▸ **Activity**
Track down each line below containing the string "logout" and copy it.

+ + + + +

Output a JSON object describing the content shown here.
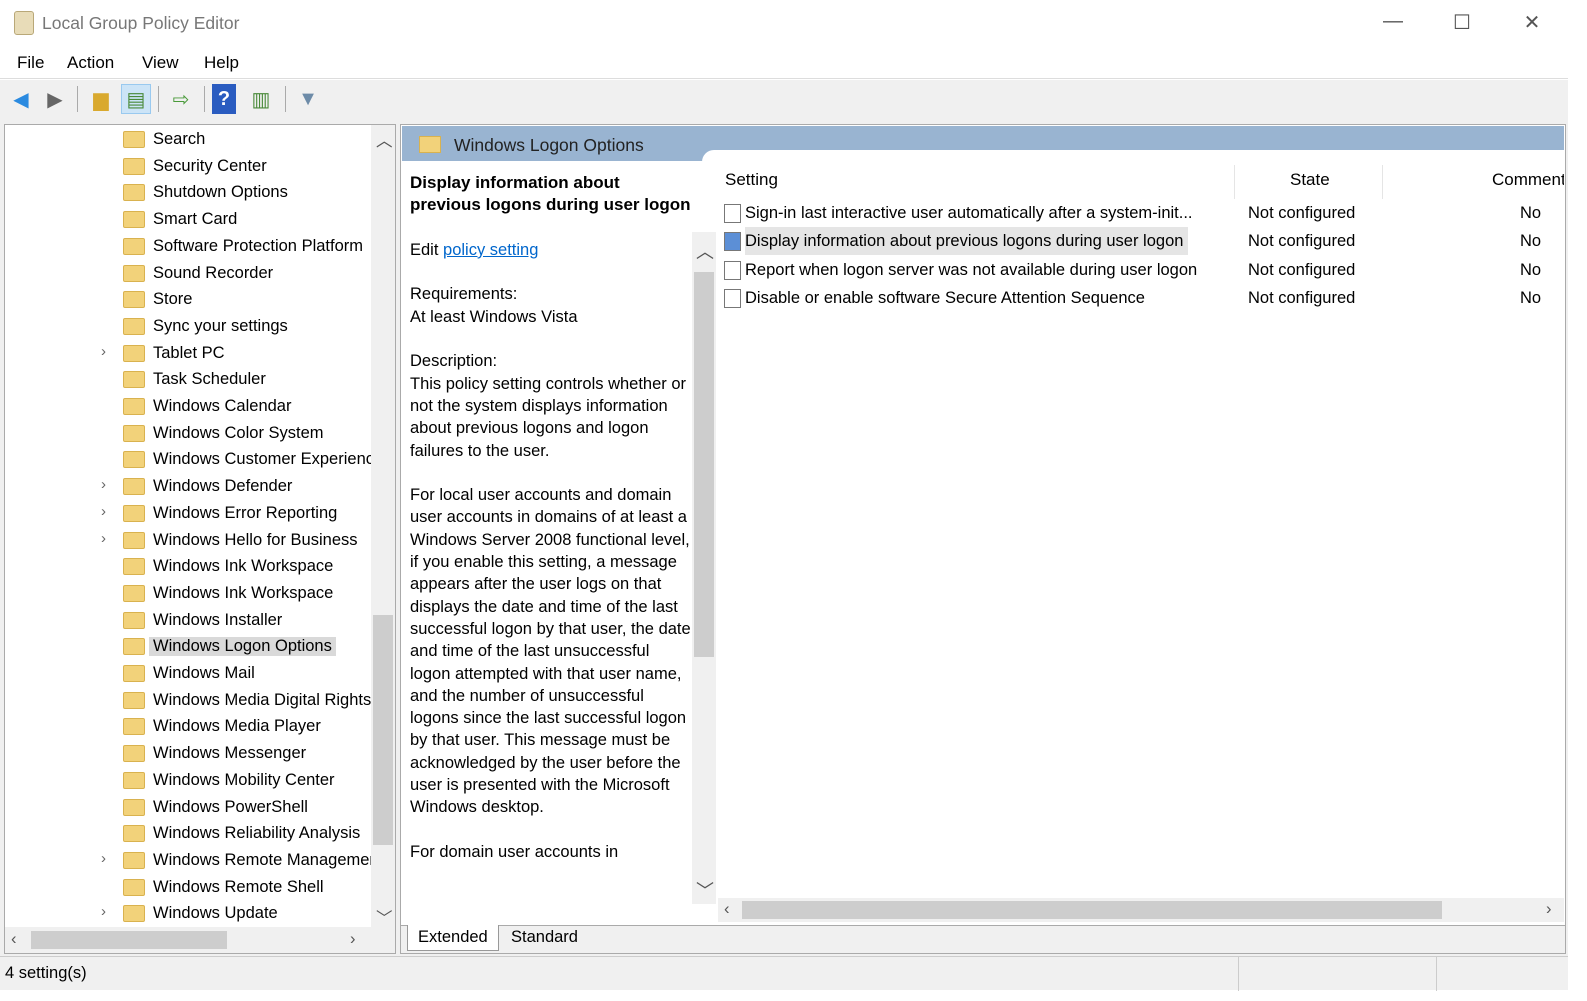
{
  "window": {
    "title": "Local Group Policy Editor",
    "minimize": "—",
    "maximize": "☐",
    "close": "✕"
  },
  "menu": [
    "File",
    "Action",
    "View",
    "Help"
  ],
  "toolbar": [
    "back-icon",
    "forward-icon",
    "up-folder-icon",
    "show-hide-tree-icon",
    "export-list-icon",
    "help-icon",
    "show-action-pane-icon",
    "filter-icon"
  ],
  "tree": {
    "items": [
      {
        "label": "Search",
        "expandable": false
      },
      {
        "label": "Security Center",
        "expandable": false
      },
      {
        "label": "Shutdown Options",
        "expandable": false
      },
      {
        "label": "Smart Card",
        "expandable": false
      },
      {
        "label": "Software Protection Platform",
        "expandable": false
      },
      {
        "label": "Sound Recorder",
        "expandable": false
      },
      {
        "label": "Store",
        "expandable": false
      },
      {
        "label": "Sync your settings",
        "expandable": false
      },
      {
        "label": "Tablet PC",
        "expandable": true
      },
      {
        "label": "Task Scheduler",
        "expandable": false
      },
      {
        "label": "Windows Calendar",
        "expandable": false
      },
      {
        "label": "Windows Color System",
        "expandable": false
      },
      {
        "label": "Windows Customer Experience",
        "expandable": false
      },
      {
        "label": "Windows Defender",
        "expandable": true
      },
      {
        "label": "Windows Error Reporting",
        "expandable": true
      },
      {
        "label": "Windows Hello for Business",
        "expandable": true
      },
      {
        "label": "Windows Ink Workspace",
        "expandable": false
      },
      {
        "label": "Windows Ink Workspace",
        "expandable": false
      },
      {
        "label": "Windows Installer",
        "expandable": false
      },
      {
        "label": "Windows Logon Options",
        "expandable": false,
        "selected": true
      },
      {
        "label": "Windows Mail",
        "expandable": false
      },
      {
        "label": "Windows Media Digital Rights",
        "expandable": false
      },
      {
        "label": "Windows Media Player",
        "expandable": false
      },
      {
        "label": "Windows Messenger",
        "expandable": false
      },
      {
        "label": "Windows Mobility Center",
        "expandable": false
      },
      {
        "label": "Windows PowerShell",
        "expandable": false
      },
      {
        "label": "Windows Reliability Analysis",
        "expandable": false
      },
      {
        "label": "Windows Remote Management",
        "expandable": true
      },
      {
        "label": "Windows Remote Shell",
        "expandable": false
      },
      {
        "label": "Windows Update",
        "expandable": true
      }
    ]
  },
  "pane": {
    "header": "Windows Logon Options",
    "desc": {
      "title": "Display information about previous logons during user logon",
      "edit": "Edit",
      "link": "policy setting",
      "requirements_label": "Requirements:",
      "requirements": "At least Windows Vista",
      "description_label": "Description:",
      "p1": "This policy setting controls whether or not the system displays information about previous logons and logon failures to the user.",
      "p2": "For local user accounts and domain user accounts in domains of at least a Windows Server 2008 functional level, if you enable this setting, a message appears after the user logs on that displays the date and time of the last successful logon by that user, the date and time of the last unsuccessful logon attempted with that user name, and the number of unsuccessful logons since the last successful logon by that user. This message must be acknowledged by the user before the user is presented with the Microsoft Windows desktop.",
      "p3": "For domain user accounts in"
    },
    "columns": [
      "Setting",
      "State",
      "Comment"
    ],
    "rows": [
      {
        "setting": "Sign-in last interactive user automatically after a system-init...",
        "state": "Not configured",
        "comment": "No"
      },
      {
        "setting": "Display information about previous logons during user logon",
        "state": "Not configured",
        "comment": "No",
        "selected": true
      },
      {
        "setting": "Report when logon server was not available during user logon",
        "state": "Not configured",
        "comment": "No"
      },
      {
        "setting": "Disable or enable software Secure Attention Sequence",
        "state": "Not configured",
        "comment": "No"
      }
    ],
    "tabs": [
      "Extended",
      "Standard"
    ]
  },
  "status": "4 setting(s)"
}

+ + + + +

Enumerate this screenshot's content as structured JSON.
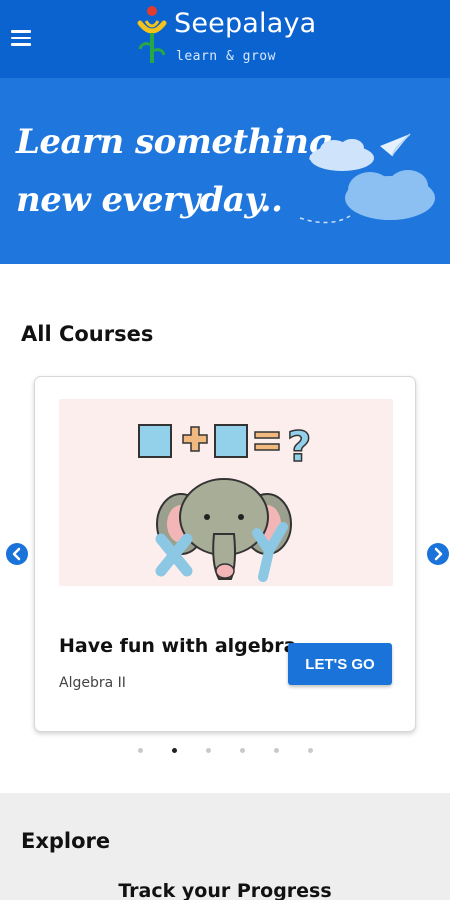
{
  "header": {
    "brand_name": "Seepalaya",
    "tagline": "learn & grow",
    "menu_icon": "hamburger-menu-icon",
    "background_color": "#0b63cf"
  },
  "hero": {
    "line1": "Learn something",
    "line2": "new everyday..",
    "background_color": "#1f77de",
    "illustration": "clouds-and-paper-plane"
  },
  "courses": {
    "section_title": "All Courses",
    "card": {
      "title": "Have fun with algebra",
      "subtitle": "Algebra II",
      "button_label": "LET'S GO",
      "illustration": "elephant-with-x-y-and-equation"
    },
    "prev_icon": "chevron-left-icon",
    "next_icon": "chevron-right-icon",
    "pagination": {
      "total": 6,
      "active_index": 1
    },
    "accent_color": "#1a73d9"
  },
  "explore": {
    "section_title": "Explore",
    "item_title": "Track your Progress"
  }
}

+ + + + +

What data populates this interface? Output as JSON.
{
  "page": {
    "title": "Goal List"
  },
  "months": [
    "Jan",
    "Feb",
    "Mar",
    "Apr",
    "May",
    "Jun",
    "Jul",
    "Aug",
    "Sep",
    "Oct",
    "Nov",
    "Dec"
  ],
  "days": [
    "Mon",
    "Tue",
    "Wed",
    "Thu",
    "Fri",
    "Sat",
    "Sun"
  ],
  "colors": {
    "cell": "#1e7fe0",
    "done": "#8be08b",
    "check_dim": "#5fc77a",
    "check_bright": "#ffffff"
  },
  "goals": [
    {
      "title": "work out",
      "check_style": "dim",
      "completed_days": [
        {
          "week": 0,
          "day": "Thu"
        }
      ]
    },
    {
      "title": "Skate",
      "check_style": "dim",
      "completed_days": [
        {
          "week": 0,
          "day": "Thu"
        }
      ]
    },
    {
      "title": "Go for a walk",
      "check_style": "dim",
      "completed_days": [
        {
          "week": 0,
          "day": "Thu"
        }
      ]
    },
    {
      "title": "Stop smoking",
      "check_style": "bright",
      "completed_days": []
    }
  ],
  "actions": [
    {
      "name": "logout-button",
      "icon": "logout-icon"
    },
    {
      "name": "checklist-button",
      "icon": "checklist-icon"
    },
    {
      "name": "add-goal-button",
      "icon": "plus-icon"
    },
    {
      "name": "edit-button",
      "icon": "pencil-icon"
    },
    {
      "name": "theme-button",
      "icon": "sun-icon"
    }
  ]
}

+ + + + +

▸ **Output**
      "name": "logout-button",
      "icon": "logout-icon"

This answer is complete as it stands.